Posted on October 14, 2016 by Peter Donaldson
Housewarming parties

Housewarming parties

 

There’s one aspect of moving that we can keep in mind so that we have something to look forward to, something to help us get through the tougher and more challenging moments. Yes, it’s the housewarming party! It’s the moment when all the tireless work is over and we celebrate our new habitat with friends and family. We let the stress fall away and throw open our homes to loved ones and neighbours who join us in marking the start of a new chapter in our lives. Here are some of our ideas for making your housewarming party a night (or day) to remember.

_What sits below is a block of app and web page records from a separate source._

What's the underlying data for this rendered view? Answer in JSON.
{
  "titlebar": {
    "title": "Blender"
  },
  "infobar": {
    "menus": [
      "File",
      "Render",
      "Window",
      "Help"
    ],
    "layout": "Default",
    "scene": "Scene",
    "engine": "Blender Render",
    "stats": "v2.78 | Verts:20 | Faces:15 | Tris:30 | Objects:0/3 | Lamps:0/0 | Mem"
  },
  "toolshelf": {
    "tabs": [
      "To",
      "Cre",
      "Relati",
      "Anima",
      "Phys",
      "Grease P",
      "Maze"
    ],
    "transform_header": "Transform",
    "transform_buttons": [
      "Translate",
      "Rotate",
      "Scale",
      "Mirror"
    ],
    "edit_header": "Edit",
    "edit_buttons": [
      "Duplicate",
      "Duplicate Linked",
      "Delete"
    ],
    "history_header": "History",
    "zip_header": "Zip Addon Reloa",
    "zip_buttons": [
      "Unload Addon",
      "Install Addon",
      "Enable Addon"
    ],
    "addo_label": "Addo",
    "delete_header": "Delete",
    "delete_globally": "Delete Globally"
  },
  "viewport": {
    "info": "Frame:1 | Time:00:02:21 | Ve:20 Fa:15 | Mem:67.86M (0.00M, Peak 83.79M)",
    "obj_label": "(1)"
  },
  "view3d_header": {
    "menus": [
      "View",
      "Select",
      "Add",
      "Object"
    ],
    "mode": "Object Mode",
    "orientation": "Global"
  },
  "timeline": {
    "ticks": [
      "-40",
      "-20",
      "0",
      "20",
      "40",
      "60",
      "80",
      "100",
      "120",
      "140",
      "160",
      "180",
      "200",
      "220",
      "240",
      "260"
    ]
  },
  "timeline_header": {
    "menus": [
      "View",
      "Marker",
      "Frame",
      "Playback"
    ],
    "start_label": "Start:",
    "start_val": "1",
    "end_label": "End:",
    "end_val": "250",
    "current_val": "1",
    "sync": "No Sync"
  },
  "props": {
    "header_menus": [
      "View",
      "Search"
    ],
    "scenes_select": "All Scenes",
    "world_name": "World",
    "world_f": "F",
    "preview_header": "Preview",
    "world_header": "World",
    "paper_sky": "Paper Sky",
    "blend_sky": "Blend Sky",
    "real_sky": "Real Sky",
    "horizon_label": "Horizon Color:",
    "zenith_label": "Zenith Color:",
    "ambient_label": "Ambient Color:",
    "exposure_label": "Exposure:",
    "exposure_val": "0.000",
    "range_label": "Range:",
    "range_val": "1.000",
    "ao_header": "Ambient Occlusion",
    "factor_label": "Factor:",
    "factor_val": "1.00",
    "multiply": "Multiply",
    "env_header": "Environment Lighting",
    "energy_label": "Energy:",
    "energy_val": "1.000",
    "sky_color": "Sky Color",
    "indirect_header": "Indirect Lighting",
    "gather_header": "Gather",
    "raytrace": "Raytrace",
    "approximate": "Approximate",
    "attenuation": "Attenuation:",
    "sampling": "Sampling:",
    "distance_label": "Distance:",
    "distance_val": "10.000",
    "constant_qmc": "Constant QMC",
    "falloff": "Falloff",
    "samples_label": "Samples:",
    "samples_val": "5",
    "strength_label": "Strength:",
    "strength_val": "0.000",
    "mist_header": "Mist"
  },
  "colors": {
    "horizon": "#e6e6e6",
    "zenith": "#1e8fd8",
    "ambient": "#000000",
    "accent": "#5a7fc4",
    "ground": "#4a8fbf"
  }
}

  1. Invitations – If you’re sending out printed invitations, consider personalising them with a handwritten note. This is particularly important if you’re inviting neighbours you may not yet know properly. They’re more likely to come if they feel they’re genuinely wanted and a bit of handwriting on the invitation (even something like, “Really hope you can come”) will increase the likelihood of that happening.
  1. Sit-down versus drinks party – There are advantages and drawbacks to both of these options. A formal sit-down dinner gives you control over seating arrangements and also allows people prolonged contact with each other, but it’s also more intimidating and harder work. A drinks party lets everyone mingle, allows people the option of popping in quickly or staying the full course, and has a pleasing informality. However, it’s less intimate and the inter-personal contact can be more superficial.
  1. Directions – If you’ve moved to the wilds of the country, sending or emailing directions, perhaps with a printed or hand-drawn map, can be a welcome kindness. There are still plenty of places in the country where GPS becomes imprecise or downright misleading.
  1. Friends’ friends – If your housewarming party is an informal, drinks and snacks event, why not take the opportunity to expand your social circle by letting friends bring their friends? This is a particularly good idea if you’ve moved to somewhere where you have no prior connections.
  2. Guestbook – Make sure you’ve bought a nice, proper-bound guestbook so that everyone can leave you their details as they leave. This will pay dividends if your guests are new neighbours and friends of friends with whom you’re unfamiliar. At the end of the night, you’ll be left with their up-to-date contact details and will be able to call on them for support